After a fairly early night…easy to do after a few of those apple cocktails! We were up and ready to go for today’s adventure, and boy is it a big one! The Giza Plateau!
This is, of course why we all come to Egypt. The pyramids, the Sphinx, how often do you actually get to touch one of the Great Wonders of the World? After a short bus ride, we made our way up towards the Great Pyramid of Khufu, the largest and oldest of the three. As you get closer, you can finally see how massive this structure is, and how imposing it must have looked fully encased in bright white limestone.
The casing stones have all fallen off this one, but some are still visible at the base of the pyramid. There is a small portion that visitors are allowed to climb…see that black spot? No, not that one, the one under it? Visitors can climb up to that one for pictures. It may look like you’ve barely even climbed, but trust when I say that pictures cannot convey the sheer size of these things!
Of course you cannot go inside the great pyramid. There is plenty of security around to make sure that no one climbs anywhere that they are not supposed to be. But still it is almost surreal to be there, actually standing on the Great Pyramid.
But, the Great Pyramid is not the only thing worth seeing on the Giza Plateau, far from it. We headed around the side of the Great Pyramid to head towards the Giza Solar Boat Museum, where Khufu’s fully intact vessel from 2500 BC is being preserved.
On our way to the museum, we were able to stop and see a group of burial chambers thought to be for the pyramid builders/workers. As these tombs are long emptied, some were open for us to climb down.
Then we could climb down the ladder into the burial chamber.
From our group of 16, six of us climbed down, and for the most part, that is all that would fit in the chamber.
We then, of course had to climb back up the ladder, then the ramp back to the top. Its strange to say that the fresh air was a welcome change when that air is 103 degrees, but being underground, surrounded by all that stone was kind of like being in a kiln.
Next up was the Solar Boat museum. We all had to wear shoe coverings in order to not track the sand/dust from outside into the exhibit.
This museum is specially designed to preserve the cedar used to make the boat, and it was built just a few meters from where the boat was originally excavated. It had to be, the boat was in over 1200 pieces! It was designed for the afterlife, and while it is regularly identified as the best preserved vessel of antiquity, it was never meant for sailing on the water, only the Duat.
See all those windows? When the sun is shining on that side, it is HOT! Once again, it actually felt good to get back outside into the regular heat.

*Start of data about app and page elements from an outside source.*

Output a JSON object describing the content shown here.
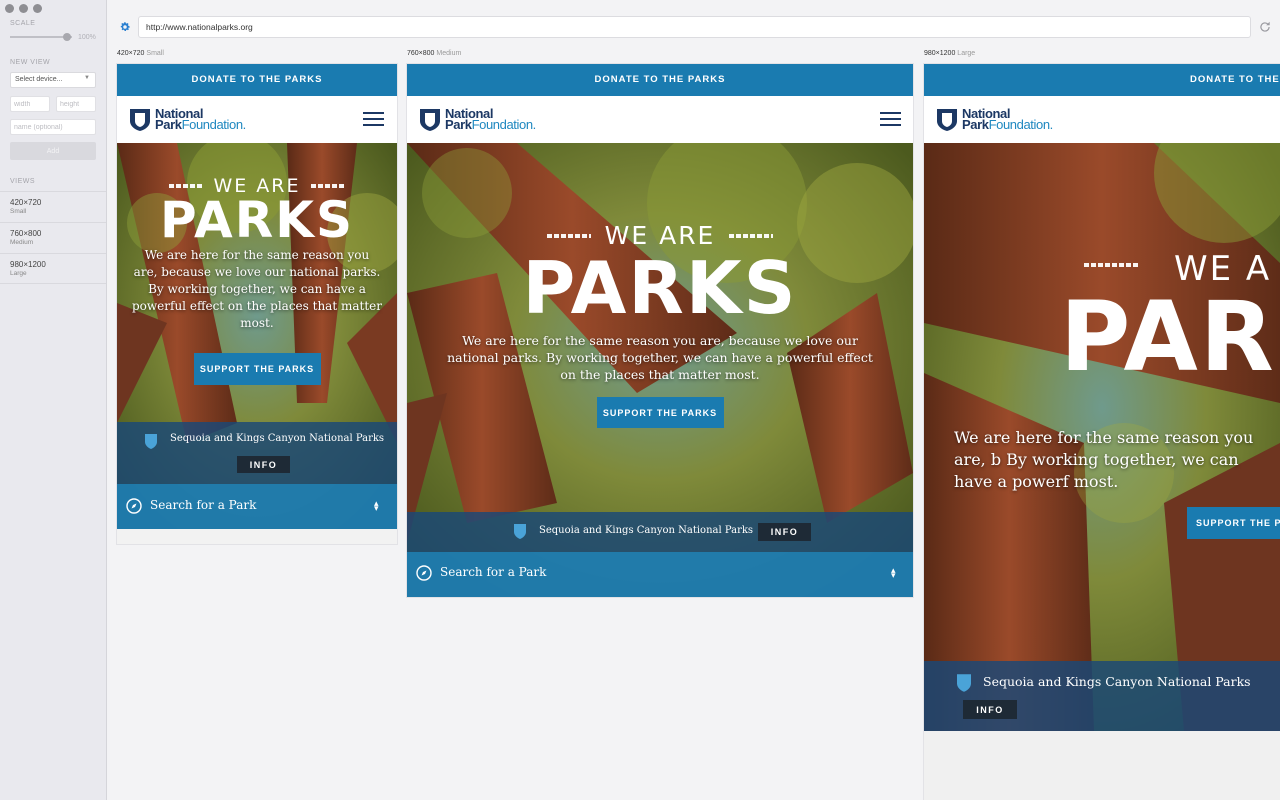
{
  "sidebar": {
    "scale_label": "SCALE",
    "scale_value": "100%",
    "new_view_label": "NEW VIEW",
    "device_select": "Select device...",
    "width_placeholder": "width",
    "height_placeholder": "height",
    "name_placeholder": "name (optional)",
    "add_label": "Add",
    "views_label": "VIEWS",
    "views": [
      {
        "size": "420×720",
        "name": "Small"
      },
      {
        "size": "760×800",
        "name": "Medium"
      },
      {
        "size": "980×1200",
        "name": "Large"
      }
    ]
  },
  "toolbar": {
    "url": "http://www.nationalparks.org"
  },
  "site": {
    "donate": "DONATE TO THE PARKS",
    "logo_line1": "National",
    "logo_line2a": "Park",
    "logo_line2b": "Foundation.",
    "we_are": "WE ARE",
    "parks": "PARKS",
    "tagline": "We are here for the same reason you are, because we love our national parks. By working together, we can have a powerful effect on the places that matter most.",
    "tagline_large": "We are here for the same reason you are, b By working together, we can have a powerf most.",
    "support": "SUPPORT THE PARKS",
    "support_large": "SUPPORT THE PA",
    "we_are_large": "WE A",
    "parks_large": "PAR",
    "park_name": "Sequoia and Kings Canyon National Parks",
    "info": "INFO",
    "search": "Search for a Park"
  },
  "frames": [
    {
      "size": "420×720",
      "name": "Small"
    },
    {
      "size": "760×800",
      "name": "Medium"
    },
    {
      "size": "980×1200",
      "name": "Large"
    }
  ],
  "colors": {
    "brand_blue": "#1a7bb0",
    "navy": "#1c3864",
    "accent": "#2a7fd0"
  }
}
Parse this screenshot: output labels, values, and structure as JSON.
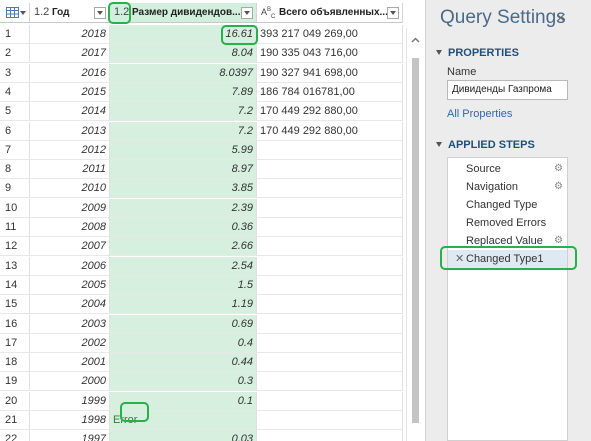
{
  "grid": {
    "columns": [
      {
        "type": "1.2",
        "name": "Год"
      },
      {
        "type": "1.2",
        "name": "Размер дивидендов..."
      },
      {
        "type": "ABC",
        "name": "Всего объявленных..."
      }
    ],
    "rows": [
      {
        "idx": "1",
        "year": "2018",
        "div": "16.61",
        "total": "393 217 049 269,00"
      },
      {
        "idx": "2",
        "year": "2017",
        "div": "8.04",
        "total": "190 335 043 716,00"
      },
      {
        "idx": "3",
        "year": "2016",
        "div": "8.0397",
        "total": "190 327 941 698,00"
      },
      {
        "idx": "4",
        "year": "2015",
        "div": "7.89",
        "total": "186 784 016781,00"
      },
      {
        "idx": "5",
        "year": "2014",
        "div": "7.2",
        "total": "170 449 292 880,00"
      },
      {
        "idx": "6",
        "year": "2013",
        "div": "7.2",
        "total": "170 449 292 880,00"
      },
      {
        "idx": "7",
        "year": "2012",
        "div": "5.99",
        "total": ""
      },
      {
        "idx": "8",
        "year": "2011",
        "div": "8.97",
        "total": ""
      },
      {
        "idx": "9",
        "year": "2010",
        "div": "3.85",
        "total": ""
      },
      {
        "idx": "10",
        "year": "2009",
        "div": "2.39",
        "total": ""
      },
      {
        "idx": "11",
        "year": "2008",
        "div": "0.36",
        "total": ""
      },
      {
        "idx": "12",
        "year": "2007",
        "div": "2.66",
        "total": ""
      },
      {
        "idx": "13",
        "year": "2006",
        "div": "2.54",
        "total": ""
      },
      {
        "idx": "14",
        "year": "2005",
        "div": "1.5",
        "total": ""
      },
      {
        "idx": "15",
        "year": "2004",
        "div": "1.19",
        "total": ""
      },
      {
        "idx": "16",
        "year": "2003",
        "div": "0.69",
        "total": ""
      },
      {
        "idx": "17",
        "year": "2002",
        "div": "0.4",
        "total": ""
      },
      {
        "idx": "18",
        "year": "2001",
        "div": "0.44",
        "total": ""
      },
      {
        "idx": "19",
        "year": "2000",
        "div": "0.3",
        "total": ""
      },
      {
        "idx": "20",
        "year": "1999",
        "div": "0.1",
        "total": ""
      },
      {
        "idx": "21",
        "year": "1998",
        "div": "",
        "err": "Error",
        "total": ""
      },
      {
        "idx": "22",
        "year": "1997",
        "div": "0.03",
        "total": ""
      }
    ]
  },
  "pane": {
    "title": "Query Settings",
    "close_icon": "×",
    "properties_header": "PROPERTIES",
    "name_label": "Name",
    "name_value": "Дивиденды Газпрома",
    "all_properties": "All Properties",
    "applied_steps_header": "APPLIED STEPS",
    "steps": [
      {
        "label": "Source",
        "gear": true
      },
      {
        "label": "Navigation",
        "gear": true
      },
      {
        "label": "Changed Type",
        "gear": false
      },
      {
        "label": "Removed Errors",
        "gear": false
      },
      {
        "label": "Replaced Value",
        "gear": true
      },
      {
        "label": "Changed Type1",
        "gear": false,
        "selected": true
      }
    ]
  },
  "colors": {
    "highlight_ring": "#27b04b",
    "selected_column": "#d6efdf",
    "title": "#4a6a8a",
    "section": "#1f4f7a",
    "link": "#2d68b0"
  }
}
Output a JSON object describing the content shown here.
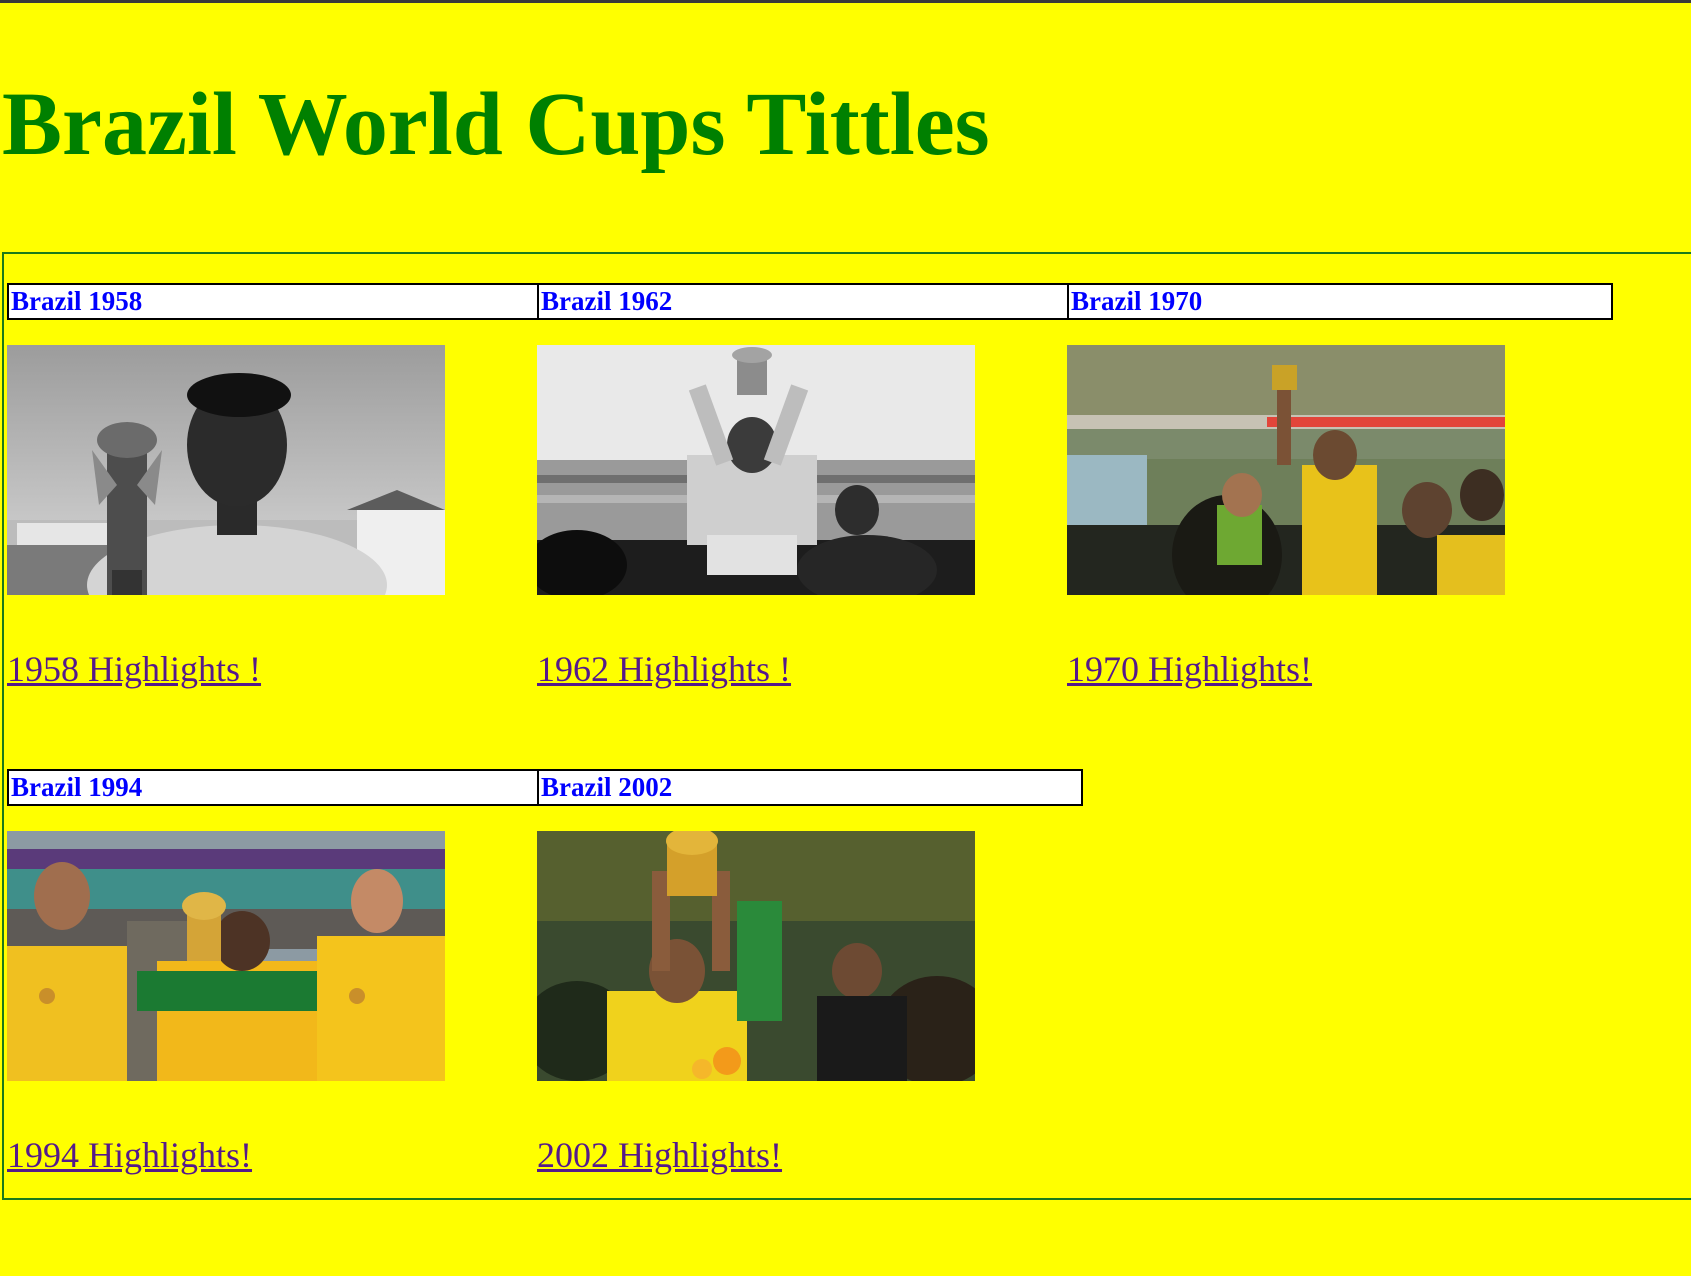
{
  "page": {
    "title": "Brazil World Cups Tittles",
    "colors": {
      "background": "#ffff00",
      "title": "#008000",
      "card_title": "#0000ff",
      "link": "#551a8b",
      "border": "#1a7a1a"
    }
  },
  "cards": [
    {
      "title": "Brazil 1958",
      "link": "1958 Highlights !",
      "photo_icon": "pele-trophy-photo"
    },
    {
      "title": "Brazil 1962",
      "link": "1962 Highlights !",
      "photo_icon": "trophy-lift-photo"
    },
    {
      "title": "Brazil 1970",
      "link": "1970 Highlights!",
      "photo_icon": "stadium-celebration-photo"
    },
    {
      "title": "Brazil 1994",
      "link": "1994 Highlights!",
      "photo_icon": "team-trophy-kiss-photo"
    },
    {
      "title": "Brazil 2002",
      "link": "2002 Highlights!",
      "photo_icon": "crowd-trophy-photo"
    }
  ]
}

After the museum, it was time to hop back on the bus for our next stop. I had left cooling towels on the bus and boy were they a hit! Here’s a travel tip…at night, after you wash out your cooling towels, put them in the hotel fridge, it makes them super cold when you are ready to use them…In Egypt, they were a godsend.
Our next stop was around the other side of the Giza Plateau for the quintessential photo opportunity in Cairo.
We were then each paired up with a camel and taken on a ride around the Plateau. Stopping of course for the obligatory photos.
Another quick Egypt travel tip: Those handlers will always ask for a tip, even though our tips were prepaid by the tour company. Mohamad warned us ahead of time that they would still ask and so not to feel guilty saying “no.” If you want to give a little something extra, set it aside in your pocket with nothing else. That way, you are not pulling out a bunch of bills and you will have no problem telling your camel guide that its all you have. They will ask for more, it just happens. But if you don’t have to rummage through your wallet, it is easy to stick to your pre-set amount.
Our next stop was another quick bus ride away. The Sphinx. Another iconic site on the Giza Plateau
There are many, many theories about the Sphinx. From when it was built, to why and by whom. While we have tests to measure the when, the rest is still somewhat up for debate.
Most accepted theories date the Sphinx back to 2500 BC, built for the Pharoh Khafre.
Can you believe its only just lunchtime? We drove to a restaurant in a new “planned community,” New Giza. The restaurant, Andrea NewGiza, is a bit of a drive away from Cairo, but the views were spectacular. The food was pretty awesome too…TRY THAT CHICKEN!
After lunch, it was back to the hotel to pack up and prepare for our VERY early flight to Luxor in the morning. We had dinner at a nearby restaurant on a boat in the Nile, called The Blue Nile Boat. It’s pretty cool to see and the food was darn good.
I also tried to get a sneaky picture of our security guy, because he was really cute, but they all turned out blurry…must be for security purposes. But it is probably for the best. Still, he was super nice and unobtrusive. And cute.
In the morning, we have to be on the bus to the airport by 3:45am!!! We are flying to Luxor for the next stop in our journey. We will be back to Cairo at the end of the trip for one night before flying home. There is so much more to see in Cairo, but I absolutely loved my little taste. I would definitely come back for another visit.